At the beginning of the second half of the year, China’s already shaky economy sputtered even more as unanticipated factory slowdowns, a worsening real estate market downturn, and the threat of widespread job cutbacks persisted.
In July, manufacturing activity increased less quickly than anticipated compared to June, when broad COVID lockdowns were removed, according to a private poll released by Caixin on Monday. This came on top of a negative official survey released on Sunday that showed the industry actually shrank in January.

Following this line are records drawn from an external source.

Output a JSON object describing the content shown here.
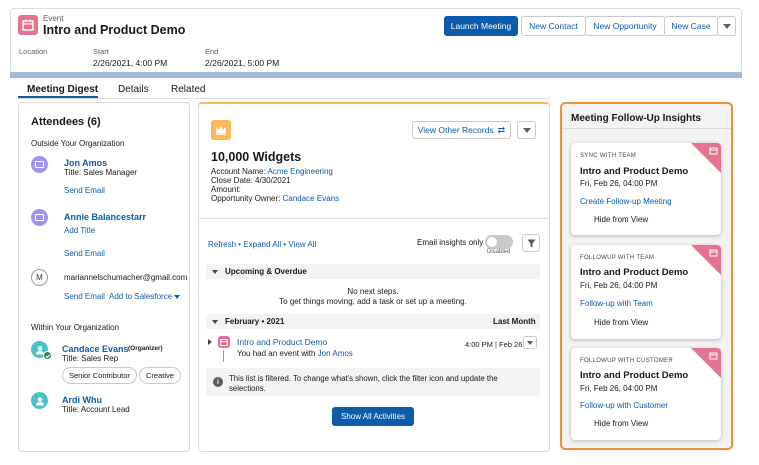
{
  "header": {
    "object_type": "Event",
    "title": "Intro and Product Demo",
    "actions": [
      "Launch Meeting",
      "New Contact",
      "New Opportunity",
      "New Case"
    ],
    "fields": [
      {
        "label": "Location",
        "value": ""
      },
      {
        "label": "Start",
        "value": "2/26/2021, 4:00 PM"
      },
      {
        "label": "End",
        "value": "2/26/2021, 5:00 PM"
      }
    ]
  },
  "tabs": [
    "Meeting Digest",
    "Details",
    "Related"
  ],
  "attendees": {
    "title": "Attendees (6)",
    "outside_label": "Outside Your Organization",
    "outside": [
      {
        "name": "Jon Amos",
        "subtitle": "Title: Sales Manager",
        "action": "Send Email"
      },
      {
        "name": "Annie Balancestarr",
        "subtitle": "Add Title",
        "action": "Send Email"
      },
      {
        "initial": "M",
        "name": "mariannelschumacher@gmail.com",
        "action": "Send Email",
        "action2": "Add to Salesforce"
      }
    ],
    "within_label": "Within Your Organization",
    "within": [
      {
        "name": "Candace Evans",
        "tag": "(Organizer)",
        "subtitle": "Title: Sales Rep",
        "badges": [
          "Senior Contributor",
          "Creative"
        ]
      },
      {
        "name": "Ardi Whu",
        "subtitle": "Title: Account Lead"
      }
    ]
  },
  "opportunity": {
    "view_button": "View Other Records",
    "title": "10,000 Widgets",
    "account_label": "Account Name:",
    "account": "Acme Engineering",
    "close_label": "Close Date:",
    "close": "4/30/2021",
    "amount_label": "Amount:",
    "amount": "",
    "owner_label": "Opportunity Owner:",
    "owner": "Candace Evans",
    "toolbar": {
      "refresh": "Refresh",
      "sep": "•",
      "expand": "Expand All",
      "view": "View All",
      "email_only": "Email insights only",
      "toggle_state": "Disabled"
    },
    "upcoming_header": "Upcoming & Overdue",
    "no_steps": "No next steps.",
    "no_steps_hint": "To get things moving, add a task or set up a meeting.",
    "month_header": "February • 2021",
    "month_tag": "Last Month",
    "activity": {
      "title": "Intro and Product Demo",
      "time": "4:00 PM | Feb 26",
      "desc_prefix": "You had an event with",
      "desc_link": "Jon Amos"
    },
    "filter_note": "This list is filtered. To change what's shown, click the filter icon and update the selections.",
    "show_all": "Show All Activities"
  },
  "insights": {
    "title": "Meeting Follow-Up Insights",
    "cards": [
      {
        "kind": "SYNC WITH TEAM",
        "title": "Intro and Product Demo",
        "date": "Fri, Feb 26, 04:00 PM",
        "action": "Create Follow-up Meeting",
        "hide": "Hide from View"
      },
      {
        "kind": "FOLLOWUP WITH TEAM",
        "title": "Intro and Product Demo",
        "date": "Fri, Feb 26, 04:00 PM",
        "action": "Follow-up with Team",
        "hide": "Hide from View"
      },
      {
        "kind": "FOLLOWUP WITH CUSTOMER",
        "title": "Intro and Product Demo",
        "date": "Fri, Feb 26, 04:00 PM",
        "action": "Follow-up with Customer",
        "hide": "Hide from View"
      }
    ]
  },
  "colors": {
    "brand": "#0b5cab",
    "event_icon": "#e3738f",
    "opp_icon": "#fcb95b",
    "highlight": "#f09033",
    "avatar_contact": "#a094ed",
    "avatar_user": "#48c3cc"
  }
}
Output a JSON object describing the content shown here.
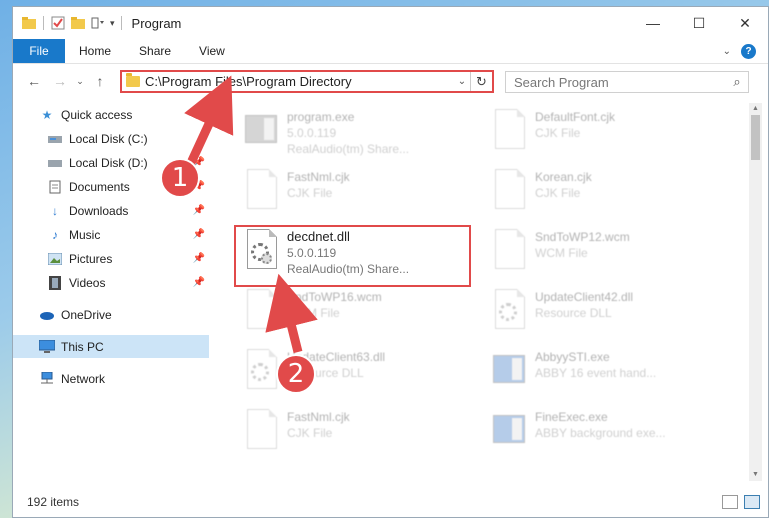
{
  "window": {
    "title": "Program",
    "controls": {
      "minimize": "—",
      "maximize": "☐",
      "close": "✕"
    }
  },
  "ribbon": {
    "file": "File",
    "tabs": [
      "Home",
      "Share",
      "View"
    ]
  },
  "address_bar": {
    "path": "C:\\Program Files\\Program Directory",
    "search_placeholder": "Search Program"
  },
  "sidebar": {
    "items": [
      {
        "label": "Quick access",
        "icon": "star-icon",
        "pinned": false
      },
      {
        "label": "Local Disk (C:)",
        "icon": "drive-icon",
        "pinned": true
      },
      {
        "label": "Local Disk (D:)",
        "icon": "drive-icon",
        "pinned": true
      },
      {
        "label": "Documents",
        "icon": "documents-icon",
        "pinned": true
      },
      {
        "label": "Downloads",
        "icon": "download-icon",
        "pinned": true
      },
      {
        "label": "Music",
        "icon": "music-icon",
        "pinned": true
      },
      {
        "label": "Pictures",
        "icon": "pictures-icon",
        "pinned": true
      },
      {
        "label": "Videos",
        "icon": "videos-icon",
        "pinned": true
      },
      {
        "label": "OneDrive",
        "icon": "cloud-icon",
        "pinned": false
      },
      {
        "label": "This PC",
        "icon": "computer-icon",
        "pinned": false
      },
      {
        "label": "Network",
        "icon": "network-icon",
        "pinned": false
      }
    ]
  },
  "files": [
    {
      "name": "program.exe",
      "line2": "5.0.0.119",
      "line3": "RealAudio(tm) Share...",
      "icon": "app-icon"
    },
    {
      "name": "DefaultFont.cjk",
      "line2": "CJK File",
      "line3": "",
      "icon": "document-icon"
    },
    {
      "name": "FastNml.cjk",
      "line2": "CJK File",
      "line3": "",
      "icon": "document-icon"
    },
    {
      "name": "Korean.cjk",
      "line2": "CJK File",
      "line3": "",
      "icon": "document-icon"
    },
    {
      "name": "decdnet.dll",
      "line2": "5.0.0.119",
      "line3": "RealAudio(tm) Share...",
      "icon": "dll-gear-icon"
    },
    {
      "name": "SndToWP12.wcm",
      "line2": "WCM File",
      "line3": "",
      "icon": "document-icon"
    },
    {
      "name": "SndToWP16.wcm",
      "line2": "WCM File",
      "line3": "",
      "icon": "document-icon"
    },
    {
      "name": "UpdateClient42.dll",
      "line2": "Resource DLL",
      "line3": "",
      "icon": "dll-gear-icon"
    },
    {
      "name": "UpdateClient63.dll",
      "line2": "Resource DLL",
      "line3": "",
      "icon": "dll-gear-icon"
    },
    {
      "name": "AbbyySTI.exe",
      "line2": "ABBY 16 event hand...",
      "line3": "",
      "icon": "app-icon"
    },
    {
      "name": "FastNml.cjk",
      "line2": "CJK File",
      "line3": "",
      "icon": "document-icon"
    },
    {
      "name": "FineExec.exe",
      "line2": "ABBY background exe...",
      "line3": "",
      "icon": "app-icon"
    }
  ],
  "status": {
    "items": "192 items"
  },
  "callouts": [
    "1",
    "2"
  ],
  "colors": {
    "accent": "#1979ca",
    "highlight": "#e14a4a",
    "selected": "#cce4f7"
  }
}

On Monday, China Index Academy, one of the biggest independent real estate research firms in the nation, released a survey that revealed property sales by floor area in 17 cities it tracks fell 33.4 percent in July compared to a post-lockdown jump of 88.9 percent in June. This was because buyers avoided a market that was becoming more and more saturated with desperate sellers.
The top officials of the nation indicated this week that they were ready to fall short of the 5.5 percent government growth target for 2022, the year that President Xi Jinping is anticipated to win a record-breaking third term in office.
Despite worries about a global recession, unpredictability from the Ukraine war, and the possibility of recurrent COVID lockdowns at home, the second quarter’s gross domestic product only increased by 0.4 percent year over year. Nonetheless, authorities have so far refrained from implementing significant stimulus.
After the second quarter’s (GDP) plunged, “stagnation is what everyone is worried about more,” said Nie Wen, a Shanghai-based analyst at Hwabao Trust.
“In the second half, accelerating the recovery of consumption would be more economically important.”
After COVID lockdowns were lifted in some locations, including Shanghai, retail sales rebounded in June, up 3.1 percent year over year. Additionally, the unemployment rate decreased from 5.9 percent in May to 5.5 percent.
Due to considerable employment insecurity, consumer sentiment remained precarious.